• [Directions for this task]
From the data that follows, copy every line holding the string "placeholder".

• [Data supplied]
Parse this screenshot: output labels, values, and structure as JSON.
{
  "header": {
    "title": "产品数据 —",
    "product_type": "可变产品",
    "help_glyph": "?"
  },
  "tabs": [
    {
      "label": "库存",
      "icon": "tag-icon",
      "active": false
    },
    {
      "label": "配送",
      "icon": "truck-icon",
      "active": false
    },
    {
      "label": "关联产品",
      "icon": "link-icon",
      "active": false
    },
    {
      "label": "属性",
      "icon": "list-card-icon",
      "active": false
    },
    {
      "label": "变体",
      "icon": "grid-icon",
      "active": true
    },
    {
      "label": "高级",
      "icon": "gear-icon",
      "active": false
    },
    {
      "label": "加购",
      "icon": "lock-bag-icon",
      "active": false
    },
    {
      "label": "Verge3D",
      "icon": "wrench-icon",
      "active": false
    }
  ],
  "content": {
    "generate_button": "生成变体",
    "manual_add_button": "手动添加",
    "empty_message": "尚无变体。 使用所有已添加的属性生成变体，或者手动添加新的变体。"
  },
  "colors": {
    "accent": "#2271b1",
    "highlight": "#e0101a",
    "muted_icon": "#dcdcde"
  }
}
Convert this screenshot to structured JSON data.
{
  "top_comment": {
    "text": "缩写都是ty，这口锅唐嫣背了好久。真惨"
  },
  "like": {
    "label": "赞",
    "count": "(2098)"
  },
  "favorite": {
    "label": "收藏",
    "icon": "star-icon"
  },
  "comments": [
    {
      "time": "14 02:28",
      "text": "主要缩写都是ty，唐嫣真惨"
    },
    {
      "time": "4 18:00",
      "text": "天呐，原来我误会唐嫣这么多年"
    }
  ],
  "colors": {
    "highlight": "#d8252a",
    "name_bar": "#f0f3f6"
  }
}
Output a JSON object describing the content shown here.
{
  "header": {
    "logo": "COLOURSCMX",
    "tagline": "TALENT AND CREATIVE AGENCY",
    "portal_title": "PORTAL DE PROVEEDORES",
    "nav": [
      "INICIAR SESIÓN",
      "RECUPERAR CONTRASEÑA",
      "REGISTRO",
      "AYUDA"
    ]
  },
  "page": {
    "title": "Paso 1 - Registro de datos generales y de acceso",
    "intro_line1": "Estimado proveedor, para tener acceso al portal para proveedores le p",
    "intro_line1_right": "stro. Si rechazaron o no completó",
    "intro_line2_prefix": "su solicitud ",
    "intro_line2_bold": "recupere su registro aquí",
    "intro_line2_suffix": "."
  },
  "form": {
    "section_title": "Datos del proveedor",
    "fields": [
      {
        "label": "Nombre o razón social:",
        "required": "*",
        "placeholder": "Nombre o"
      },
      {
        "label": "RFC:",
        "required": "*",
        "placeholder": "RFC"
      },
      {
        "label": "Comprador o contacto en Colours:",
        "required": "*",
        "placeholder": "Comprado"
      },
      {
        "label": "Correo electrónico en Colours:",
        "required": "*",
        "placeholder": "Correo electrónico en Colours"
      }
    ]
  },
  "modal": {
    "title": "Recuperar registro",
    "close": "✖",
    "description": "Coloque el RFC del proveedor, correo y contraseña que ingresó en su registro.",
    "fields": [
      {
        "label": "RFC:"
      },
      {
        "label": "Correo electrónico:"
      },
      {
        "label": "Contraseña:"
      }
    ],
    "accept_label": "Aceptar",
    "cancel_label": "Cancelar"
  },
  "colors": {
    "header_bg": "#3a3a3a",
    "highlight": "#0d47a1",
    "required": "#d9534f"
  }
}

• [Answer to the problem]
        "placeholder": "Nombre o"
        "placeholder": "RFC"
        "placeholder": "Comprado"
        "placeholder": "Correo electrónico en Colours"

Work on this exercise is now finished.